Carl-Philipp Heisenberg, email@example.com,
and Edouard Hannezo, firstname.lastname@example.org
Shayan Shamipour, Roland Karos, Shi-Lei Xue, Björn Hof, Edouard Hannezo & Carl-Philipp Heisenberg. 2019. Bulk actin dynamics drive phase segregation in zebrafish oocytes. Cell. DOI: 10.1016/j.cell.2019.04.030
https://ist.ac.at/en/research/life-sciences/heisenberg-group/ Heisenberg group
Dr. Elisabeth Guggenberger | idw - Informationsdienst Wissenschaft
Machine learning microscope adapts lighting to improve diagnosis
20.11.2019 | Duke University
The neocortex is critical for learning and memory
20.11.2019 | Max-Planck-Institut für Hirnforschung
Conventional light microscopes cannot distinguish structures when they are separated by a distance smaller than, roughly, the wavelength of light. Superresolution microscopy, developed since the 1980s, lifts this limitation, using fluorescent moieties. Scientists at the Max Planck Institute for Polymer Research have now discovered that graphene nano-molecules can be used to improve this microscopy technique. These graphene nano-molecules offer a number of substantial advantages over the materials previously used, making superresolution microscopy even more versatile.
Microscopy is an important investigation method, in physics, biology, medicine, and many other sciences. However, it has one disadvantage: its resolution is...
Nanooptical traps are a promising building block for quantum technologies. Austrian and German scientists have now removed an important obstacle to their practical use. They were able to show that a special form of mechanical vibration heats trapped particles in a very short time and knocks them out of the trap.
By controlling individual atoms, quantum properties can be investigated and made usable for technological applications. For about ten years, physicists have...
An international team of scientists, including three researchers from New Jersey Institute of Technology (NJIT), has shed new light on one of the central mysteries of solar physics: how energy from the Sun is transferred to the star's upper atmosphere, heating it to 1 million degrees Fahrenheit and higher in some regions, temperatures that are vastly hotter than the Sun's surface.
With new images from NJIT's Big Bear Solar Observatory (BBSO), the researchers have revealed in groundbreaking, granular detail what appears to be a likely...
The Fraunhofer Institute for Manufacturing Technology and Advanced Materials IFAM in Dresden has succeeded in using Selective Electron Beam Melting (SEBM) to...

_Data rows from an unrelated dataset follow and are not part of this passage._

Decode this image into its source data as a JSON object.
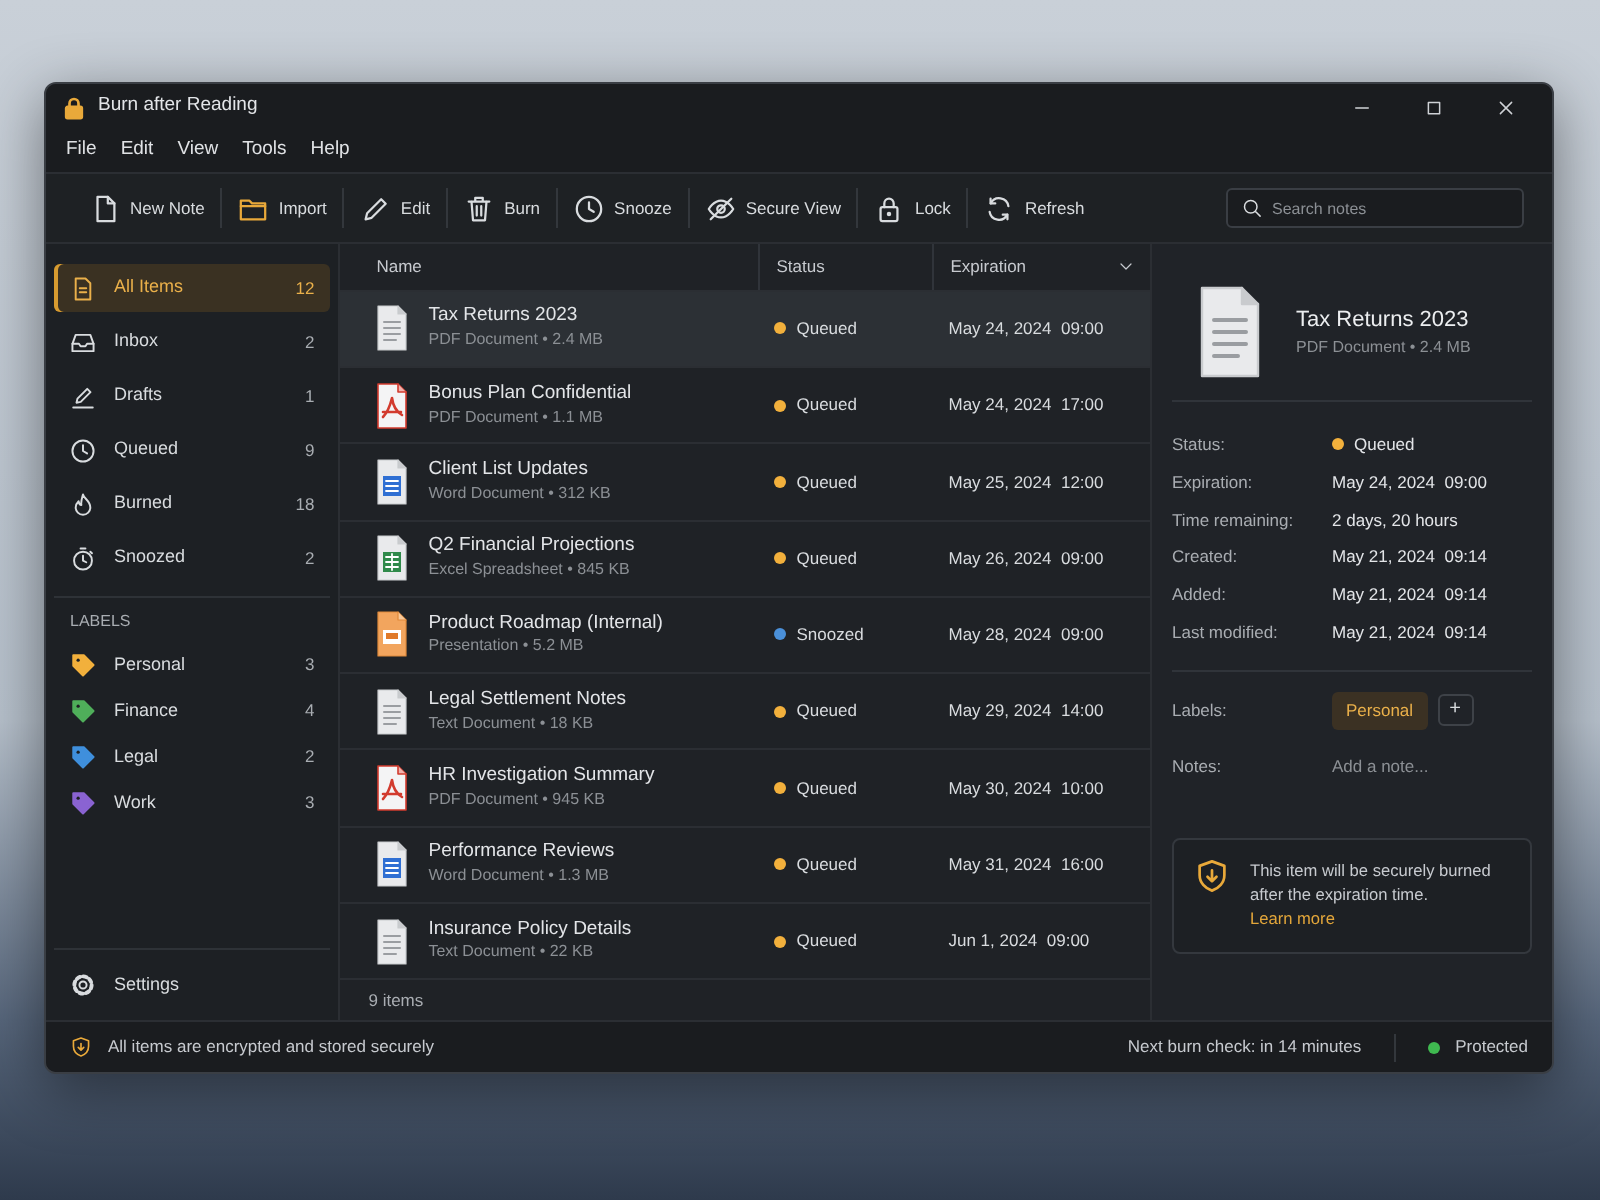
{
  "window": {
    "title": "Burn after Reading"
  },
  "menu": [
    "File",
    "Edit",
    "View",
    "Tools",
    "Help"
  ],
  "toolbar": [
    {
      "kind": "new",
      "label": "New Note"
    },
    {
      "kind": "import",
      "label": "Import"
    },
    {
      "kind": "edit",
      "label": "Edit"
    },
    {
      "kind": "burn",
      "label": "Burn"
    },
    {
      "kind": "snooze",
      "label": "Snooze"
    },
    {
      "kind": "secure",
      "label": "Secure View"
    },
    {
      "kind": "lock",
      "label": "Lock"
    },
    {
      "kind": "refresh",
      "label": "Refresh"
    }
  ],
  "search": {
    "placeholder": "Search notes"
  },
  "sidebar": {
    "items": [
      {
        "kind": "all",
        "label": "All Items",
        "count": "12",
        "selected": true
      },
      {
        "kind": "inbox",
        "label": "Inbox",
        "count": "2",
        "selected": false
      },
      {
        "kind": "drafts",
        "label": "Drafts",
        "count": "1",
        "selected": false
      },
      {
        "kind": "queued",
        "label": "Queued",
        "count": "9",
        "selected": false
      },
      {
        "kind": "burned",
        "label": "Burned",
        "count": "18",
        "selected": false
      },
      {
        "kind": "snoozed",
        "label": "Snoozed",
        "count": "2",
        "selected": false
      }
    ],
    "labels_heading": "LABELS",
    "labels": [
      {
        "label": "Personal",
        "count": "3",
        "color": "#f2b03c"
      },
      {
        "label": "Finance",
        "count": "4",
        "color": "#4fae5a"
      },
      {
        "label": "Legal",
        "count": "2",
        "color": "#3f8fdc"
      },
      {
        "label": "Work",
        "count": "3",
        "color": "#8a63d2"
      }
    ],
    "settings": "Settings"
  },
  "table": {
    "columns": [
      "Name",
      "Status",
      "Expiration"
    ],
    "rows": [
      {
        "kind": "plain",
        "name": "Tax Returns 2023",
        "meta": "PDF Document • 2.4 MB",
        "status": "Queued",
        "color": "#f2b03c",
        "expiration": "May 24, 2024  09:00",
        "selected": true
      },
      {
        "kind": "pdf",
        "name": "Bonus Plan Confidential",
        "meta": "PDF Document • 1.1 MB",
        "status": "Queued",
        "color": "#f2b03c",
        "expiration": "May 24, 2024  17:00",
        "selected": false
      },
      {
        "kind": "word",
        "name": "Client List Updates",
        "meta": "Word Document • 312 KB",
        "status": "Queued",
        "color": "#f2b03c",
        "expiration": "May 25, 2024  12:00",
        "selected": false
      },
      {
        "kind": "excel",
        "name": "Q2 Financial Projections",
        "meta": "Excel Spreadsheet • 845 KB",
        "status": "Queued",
        "color": "#f2b03c",
        "expiration": "May 26, 2024  09:00",
        "selected": false
      },
      {
        "kind": "slides",
        "name": "Product Roadmap (Internal)",
        "meta": "Presentation • 5.2 MB",
        "status": "Snoozed",
        "color": "#4a90d9",
        "expiration": "May 28, 2024  09:00",
        "selected": false
      },
      {
        "kind": "plain",
        "name": "Legal Settlement Notes",
        "meta": "Text Document • 18 KB",
        "status": "Queued",
        "color": "#f2b03c",
        "expiration": "May 29, 2024  14:00",
        "selected": false
      },
      {
        "kind": "pdf",
        "name": "HR Investigation Summary",
        "meta": "PDF Document • 945 KB",
        "status": "Queued",
        "color": "#f2b03c",
        "expiration": "May 30, 2024  10:00",
        "selected": false
      },
      {
        "kind": "word",
        "name": "Performance Reviews",
        "meta": "Word Document • 1.3 MB",
        "status": "Queued",
        "color": "#f2b03c",
        "expiration": "May 31, 2024  16:00",
        "selected": false
      },
      {
        "kind": "plain",
        "name": "Insurance Policy Details",
        "meta": "Text Document • 22 KB",
        "status": "Queued",
        "color": "#f2b03c",
        "expiration": "Jun 1, 2024  09:00",
        "selected": false
      }
    ],
    "footer": "9 items"
  },
  "details": {
    "kind": "plain",
    "title": "Tax Returns 2023",
    "meta": "PDF Document • 2.4 MB",
    "fields": [
      {
        "label": "Status:",
        "value": "Queued",
        "color": "#f2b03c"
      },
      {
        "label": "Expiration:",
        "value": "May 24, 2024  09:00"
      },
      {
        "label": "Time remaining:",
        "value": "2 days, 20 hours"
      },
      {
        "label": "Created:",
        "value": "May 21, 2024  09:14"
      },
      {
        "label": "Added:",
        "value": "May 21, 2024  09:14"
      },
      {
        "label": "Last modified:",
        "value": "May 21, 2024  09:14"
      }
    ],
    "labels_label": "Labels:",
    "labels": [
      "Personal"
    ],
    "add_label": "+",
    "notes_label": "Notes:",
    "notes_placeholder": "Add a note...",
    "notice": {
      "text": "This item will be securely burned after the expiration time.",
      "link": "Learn more"
    }
  },
  "status_bar": {
    "message": "All items are encrypted and stored securely",
    "next_check": "Next burn check: in 14 minutes",
    "protection": "Protected"
  }
}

Carbon nanotubes (CNTs) are valuable for a wide variety of applications. Made of graphene sheets rolled into tubes 10,000 times smaller than a human hair, CNTs have an exceptional strength-to-mass ratio and excellent thermal and electrical properties. These features make them ideal for a range of applications, including supercapacitors, interconnects, adhesives, particle trapping and structural color.
New research reveals even more potential for CNTs: as a coating, they can both repel and hold water in place, a useful property for applications like printing,...
15.11.2019 | Event News
15.11.2019 | Event News
05.11.2019 | Event News
20.11.2019 | Life Sciences
20.11.2019 | Physics and Astronomy
20.11.2019 | Health and Medicine